*** Input data ***
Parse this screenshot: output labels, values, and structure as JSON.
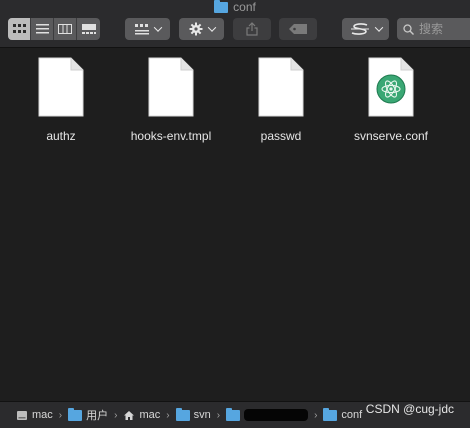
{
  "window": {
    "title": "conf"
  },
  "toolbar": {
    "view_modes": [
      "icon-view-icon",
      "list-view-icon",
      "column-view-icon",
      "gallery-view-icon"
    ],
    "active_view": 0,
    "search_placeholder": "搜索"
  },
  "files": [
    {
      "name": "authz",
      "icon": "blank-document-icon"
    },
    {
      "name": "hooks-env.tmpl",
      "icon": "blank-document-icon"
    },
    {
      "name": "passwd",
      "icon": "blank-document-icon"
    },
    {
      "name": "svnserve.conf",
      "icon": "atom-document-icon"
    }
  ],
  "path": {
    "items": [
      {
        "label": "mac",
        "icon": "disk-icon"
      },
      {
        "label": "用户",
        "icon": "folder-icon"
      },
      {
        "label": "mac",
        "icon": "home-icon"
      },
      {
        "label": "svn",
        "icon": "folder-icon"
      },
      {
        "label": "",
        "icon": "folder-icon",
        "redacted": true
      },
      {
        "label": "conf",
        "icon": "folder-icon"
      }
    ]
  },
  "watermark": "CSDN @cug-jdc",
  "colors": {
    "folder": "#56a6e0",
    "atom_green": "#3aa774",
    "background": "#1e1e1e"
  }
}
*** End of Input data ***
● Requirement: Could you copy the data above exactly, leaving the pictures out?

● Answer to this exercise:
Parse this screenshot: output labels, values, and structure as JSON.
{
  "window": {
    "title": "conf"
  },
  "toolbar": {
    "view_modes": [
      "icon-view-icon",
      "list-view-icon",
      "column-view-icon",
      "gallery-view-icon"
    ],
    "active_view": 0,
    "search_placeholder": "搜索"
  },
  "files": [
    {
      "name": "authz",
      "icon": "blank-document-icon"
    },
    {
      "name": "hooks-env.tmpl",
      "icon": "blank-document-icon"
    },
    {
      "name": "passwd",
      "icon": "blank-document-icon"
    },
    {
      "name": "svnserve.conf",
      "icon": "atom-document-icon"
    }
  ],
  "path": {
    "items": [
      {
        "label": "mac",
        "icon": "disk-icon"
      },
      {
        "label": "用户",
        "icon": "folder-icon"
      },
      {
        "label": "mac",
        "icon": "home-icon"
      },
      {
        "label": "svn",
        "icon": "folder-icon"
      },
      {
        "label": "",
        "icon": "folder-icon",
        "redacted": true
      },
      {
        "label": "conf",
        "icon": "folder-icon"
      }
    ]
  },
  "watermark": "CSDN @cug-jdc",
  "colors": {
    "folder": "#56a6e0",
    "atom_green": "#3aa774",
    "background": "#1e1e1e"
  }
}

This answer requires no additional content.